Where a line holds the word "code", copy that line from the data below.
+++++
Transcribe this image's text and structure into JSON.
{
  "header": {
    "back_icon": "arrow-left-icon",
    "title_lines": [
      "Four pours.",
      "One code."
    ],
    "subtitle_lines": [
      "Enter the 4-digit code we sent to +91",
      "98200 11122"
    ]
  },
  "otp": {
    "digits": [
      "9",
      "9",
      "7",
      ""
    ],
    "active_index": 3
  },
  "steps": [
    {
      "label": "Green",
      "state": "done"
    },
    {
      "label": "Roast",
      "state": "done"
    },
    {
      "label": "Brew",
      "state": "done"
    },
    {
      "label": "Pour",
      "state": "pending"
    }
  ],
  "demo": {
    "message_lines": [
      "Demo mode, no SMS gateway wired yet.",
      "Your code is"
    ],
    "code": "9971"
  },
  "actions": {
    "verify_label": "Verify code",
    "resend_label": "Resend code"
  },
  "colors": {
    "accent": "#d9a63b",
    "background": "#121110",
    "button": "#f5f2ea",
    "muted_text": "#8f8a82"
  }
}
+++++
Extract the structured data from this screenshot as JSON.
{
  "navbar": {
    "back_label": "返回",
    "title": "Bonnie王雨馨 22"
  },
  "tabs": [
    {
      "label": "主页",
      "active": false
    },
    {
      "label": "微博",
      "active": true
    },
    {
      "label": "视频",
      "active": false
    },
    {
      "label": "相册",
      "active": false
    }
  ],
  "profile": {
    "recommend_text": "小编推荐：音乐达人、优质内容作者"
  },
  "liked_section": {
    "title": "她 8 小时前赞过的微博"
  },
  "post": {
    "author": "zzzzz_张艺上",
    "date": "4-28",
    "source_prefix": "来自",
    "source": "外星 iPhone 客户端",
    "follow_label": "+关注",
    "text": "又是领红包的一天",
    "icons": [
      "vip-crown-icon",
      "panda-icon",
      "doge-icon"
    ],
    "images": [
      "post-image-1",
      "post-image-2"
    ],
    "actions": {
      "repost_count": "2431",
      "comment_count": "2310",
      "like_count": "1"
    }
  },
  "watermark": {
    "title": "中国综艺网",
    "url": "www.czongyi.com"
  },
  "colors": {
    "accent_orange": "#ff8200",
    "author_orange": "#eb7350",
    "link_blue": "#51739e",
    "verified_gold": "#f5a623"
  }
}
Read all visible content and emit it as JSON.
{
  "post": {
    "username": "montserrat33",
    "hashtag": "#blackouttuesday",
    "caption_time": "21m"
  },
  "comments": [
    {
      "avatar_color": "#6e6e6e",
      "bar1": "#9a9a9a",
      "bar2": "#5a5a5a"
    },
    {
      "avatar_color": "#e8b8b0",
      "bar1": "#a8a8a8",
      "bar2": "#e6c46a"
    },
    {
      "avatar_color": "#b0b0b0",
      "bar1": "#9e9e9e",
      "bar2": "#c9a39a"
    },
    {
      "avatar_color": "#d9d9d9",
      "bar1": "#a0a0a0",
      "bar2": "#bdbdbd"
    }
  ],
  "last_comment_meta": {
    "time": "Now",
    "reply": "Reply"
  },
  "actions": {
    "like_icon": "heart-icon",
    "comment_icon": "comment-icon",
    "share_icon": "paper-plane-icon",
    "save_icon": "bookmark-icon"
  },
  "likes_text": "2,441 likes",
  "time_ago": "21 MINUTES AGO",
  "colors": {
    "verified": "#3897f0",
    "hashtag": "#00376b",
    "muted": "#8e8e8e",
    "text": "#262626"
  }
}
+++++
Task response
      "One code."
      "Enter the 4-digit code we sent to +91",
      "Your code is"
    "code": "9971"
    "verify_label": "Verify code",
    "resend_label": "Resend code"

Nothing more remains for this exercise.